| Assignment |
Return, from the data below, each line that contains the word "duration".
----- Available records -----
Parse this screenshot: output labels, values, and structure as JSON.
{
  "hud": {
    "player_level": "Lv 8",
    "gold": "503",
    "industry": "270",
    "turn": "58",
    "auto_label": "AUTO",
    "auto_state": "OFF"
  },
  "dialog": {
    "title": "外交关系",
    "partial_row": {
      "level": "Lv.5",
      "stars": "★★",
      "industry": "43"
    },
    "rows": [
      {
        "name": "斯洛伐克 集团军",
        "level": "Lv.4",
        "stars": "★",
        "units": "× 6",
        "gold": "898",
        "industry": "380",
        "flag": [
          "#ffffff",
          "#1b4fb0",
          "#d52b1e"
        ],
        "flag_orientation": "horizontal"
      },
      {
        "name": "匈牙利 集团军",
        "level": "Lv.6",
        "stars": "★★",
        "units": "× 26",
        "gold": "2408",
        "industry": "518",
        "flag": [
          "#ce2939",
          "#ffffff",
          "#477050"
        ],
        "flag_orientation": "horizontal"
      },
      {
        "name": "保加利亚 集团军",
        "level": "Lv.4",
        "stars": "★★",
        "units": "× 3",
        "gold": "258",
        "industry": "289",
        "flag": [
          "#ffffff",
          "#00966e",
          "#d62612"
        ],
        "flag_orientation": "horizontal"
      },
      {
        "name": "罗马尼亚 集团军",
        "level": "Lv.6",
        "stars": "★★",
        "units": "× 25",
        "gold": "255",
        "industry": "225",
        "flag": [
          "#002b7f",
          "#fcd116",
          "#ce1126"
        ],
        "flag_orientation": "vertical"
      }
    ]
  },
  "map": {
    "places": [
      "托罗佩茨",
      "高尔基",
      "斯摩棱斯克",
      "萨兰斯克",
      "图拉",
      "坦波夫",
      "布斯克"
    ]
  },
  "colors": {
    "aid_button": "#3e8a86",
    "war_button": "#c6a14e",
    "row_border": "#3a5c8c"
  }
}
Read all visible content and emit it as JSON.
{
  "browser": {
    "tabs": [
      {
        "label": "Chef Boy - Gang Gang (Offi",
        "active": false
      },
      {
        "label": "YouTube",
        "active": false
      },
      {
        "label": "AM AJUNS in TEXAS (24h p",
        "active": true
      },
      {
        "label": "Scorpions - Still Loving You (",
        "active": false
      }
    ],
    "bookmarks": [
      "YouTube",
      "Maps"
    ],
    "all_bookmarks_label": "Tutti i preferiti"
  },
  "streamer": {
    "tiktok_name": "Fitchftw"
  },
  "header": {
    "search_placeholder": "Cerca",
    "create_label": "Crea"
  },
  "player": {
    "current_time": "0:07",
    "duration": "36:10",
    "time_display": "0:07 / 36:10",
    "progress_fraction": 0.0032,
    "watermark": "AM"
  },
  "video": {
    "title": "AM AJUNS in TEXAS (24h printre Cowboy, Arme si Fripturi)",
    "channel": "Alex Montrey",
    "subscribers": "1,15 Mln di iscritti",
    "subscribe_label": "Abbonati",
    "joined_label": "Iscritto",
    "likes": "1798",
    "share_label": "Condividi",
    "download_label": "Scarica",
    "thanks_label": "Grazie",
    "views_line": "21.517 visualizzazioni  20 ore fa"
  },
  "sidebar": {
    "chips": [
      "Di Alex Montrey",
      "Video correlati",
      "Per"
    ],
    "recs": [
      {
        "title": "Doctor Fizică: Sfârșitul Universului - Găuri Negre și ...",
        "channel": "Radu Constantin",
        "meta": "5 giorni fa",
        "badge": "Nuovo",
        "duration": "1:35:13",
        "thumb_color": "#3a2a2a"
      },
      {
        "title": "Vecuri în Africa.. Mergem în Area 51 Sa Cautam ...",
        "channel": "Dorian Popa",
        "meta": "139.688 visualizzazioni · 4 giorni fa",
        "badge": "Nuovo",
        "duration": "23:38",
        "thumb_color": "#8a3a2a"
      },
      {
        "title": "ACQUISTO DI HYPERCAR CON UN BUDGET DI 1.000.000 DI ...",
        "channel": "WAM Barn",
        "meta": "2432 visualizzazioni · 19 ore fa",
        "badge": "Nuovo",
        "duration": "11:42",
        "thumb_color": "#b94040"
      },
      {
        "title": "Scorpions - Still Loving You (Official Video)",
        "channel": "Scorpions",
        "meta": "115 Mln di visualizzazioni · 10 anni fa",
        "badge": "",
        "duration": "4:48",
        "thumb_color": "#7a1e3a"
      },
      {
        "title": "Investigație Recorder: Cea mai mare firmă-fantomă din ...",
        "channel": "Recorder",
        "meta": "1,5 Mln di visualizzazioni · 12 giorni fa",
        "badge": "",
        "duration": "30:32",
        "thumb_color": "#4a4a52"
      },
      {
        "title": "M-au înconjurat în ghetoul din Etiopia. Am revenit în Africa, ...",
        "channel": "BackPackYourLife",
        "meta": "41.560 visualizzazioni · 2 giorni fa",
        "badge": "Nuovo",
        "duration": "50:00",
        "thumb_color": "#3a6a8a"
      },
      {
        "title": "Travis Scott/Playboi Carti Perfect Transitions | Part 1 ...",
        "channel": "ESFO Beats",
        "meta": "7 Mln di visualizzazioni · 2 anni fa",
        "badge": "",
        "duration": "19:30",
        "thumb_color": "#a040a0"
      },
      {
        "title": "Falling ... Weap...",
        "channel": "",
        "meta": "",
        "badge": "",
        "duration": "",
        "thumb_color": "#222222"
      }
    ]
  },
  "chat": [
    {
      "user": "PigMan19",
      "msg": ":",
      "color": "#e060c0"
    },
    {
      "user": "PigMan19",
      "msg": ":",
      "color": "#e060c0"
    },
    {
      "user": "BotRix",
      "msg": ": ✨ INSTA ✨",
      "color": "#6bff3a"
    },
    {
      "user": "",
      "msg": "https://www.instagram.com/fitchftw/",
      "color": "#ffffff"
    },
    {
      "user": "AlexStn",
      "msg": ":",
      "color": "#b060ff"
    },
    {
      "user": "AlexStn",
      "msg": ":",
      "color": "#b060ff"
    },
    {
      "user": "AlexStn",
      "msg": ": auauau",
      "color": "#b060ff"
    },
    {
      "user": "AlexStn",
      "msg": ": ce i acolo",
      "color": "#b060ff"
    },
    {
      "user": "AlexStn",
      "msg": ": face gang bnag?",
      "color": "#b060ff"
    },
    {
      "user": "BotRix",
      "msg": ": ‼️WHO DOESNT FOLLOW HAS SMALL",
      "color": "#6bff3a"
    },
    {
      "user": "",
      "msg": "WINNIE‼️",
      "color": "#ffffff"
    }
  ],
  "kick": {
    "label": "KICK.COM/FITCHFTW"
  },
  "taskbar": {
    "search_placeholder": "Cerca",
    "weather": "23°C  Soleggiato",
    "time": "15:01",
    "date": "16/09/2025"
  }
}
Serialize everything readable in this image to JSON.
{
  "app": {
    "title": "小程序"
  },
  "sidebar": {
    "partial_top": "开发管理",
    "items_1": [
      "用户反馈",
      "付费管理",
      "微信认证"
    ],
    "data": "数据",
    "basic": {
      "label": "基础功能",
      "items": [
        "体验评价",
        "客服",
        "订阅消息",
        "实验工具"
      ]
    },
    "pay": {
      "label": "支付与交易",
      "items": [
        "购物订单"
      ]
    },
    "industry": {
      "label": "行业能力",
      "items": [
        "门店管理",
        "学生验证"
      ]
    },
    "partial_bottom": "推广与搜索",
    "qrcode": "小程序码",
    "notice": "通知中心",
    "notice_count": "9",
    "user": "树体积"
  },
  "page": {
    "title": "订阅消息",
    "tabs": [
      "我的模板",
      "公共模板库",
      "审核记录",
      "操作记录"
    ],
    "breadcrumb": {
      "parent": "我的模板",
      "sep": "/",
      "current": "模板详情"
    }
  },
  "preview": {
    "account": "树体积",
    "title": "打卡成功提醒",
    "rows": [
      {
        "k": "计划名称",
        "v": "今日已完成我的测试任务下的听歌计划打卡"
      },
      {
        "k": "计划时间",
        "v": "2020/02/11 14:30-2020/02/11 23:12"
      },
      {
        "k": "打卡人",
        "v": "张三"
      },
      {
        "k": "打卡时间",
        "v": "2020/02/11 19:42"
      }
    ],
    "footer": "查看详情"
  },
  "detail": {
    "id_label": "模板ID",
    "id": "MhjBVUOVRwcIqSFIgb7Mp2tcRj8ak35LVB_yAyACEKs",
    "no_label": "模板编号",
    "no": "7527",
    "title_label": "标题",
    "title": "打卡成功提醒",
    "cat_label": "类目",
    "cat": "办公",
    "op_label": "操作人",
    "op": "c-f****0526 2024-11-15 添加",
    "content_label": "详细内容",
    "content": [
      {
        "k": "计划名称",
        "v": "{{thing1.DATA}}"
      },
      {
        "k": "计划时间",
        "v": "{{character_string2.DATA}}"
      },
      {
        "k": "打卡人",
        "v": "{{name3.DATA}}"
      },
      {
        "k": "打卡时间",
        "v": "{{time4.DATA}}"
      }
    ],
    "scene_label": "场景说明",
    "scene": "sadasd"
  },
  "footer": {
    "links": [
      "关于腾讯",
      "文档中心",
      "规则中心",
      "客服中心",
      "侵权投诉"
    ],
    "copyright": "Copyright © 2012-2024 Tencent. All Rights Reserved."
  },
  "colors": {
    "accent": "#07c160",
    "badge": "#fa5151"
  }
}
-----
| Written solution |
    "duration": "36:10",
        "duration": "1:35:13",
        "duration": "23:38",
        "duration": "11:42",
        "duration": "4:48",
        "duration": "30:32",
        "duration": "50:00",
        "duration": "19:30",
        "duration": "",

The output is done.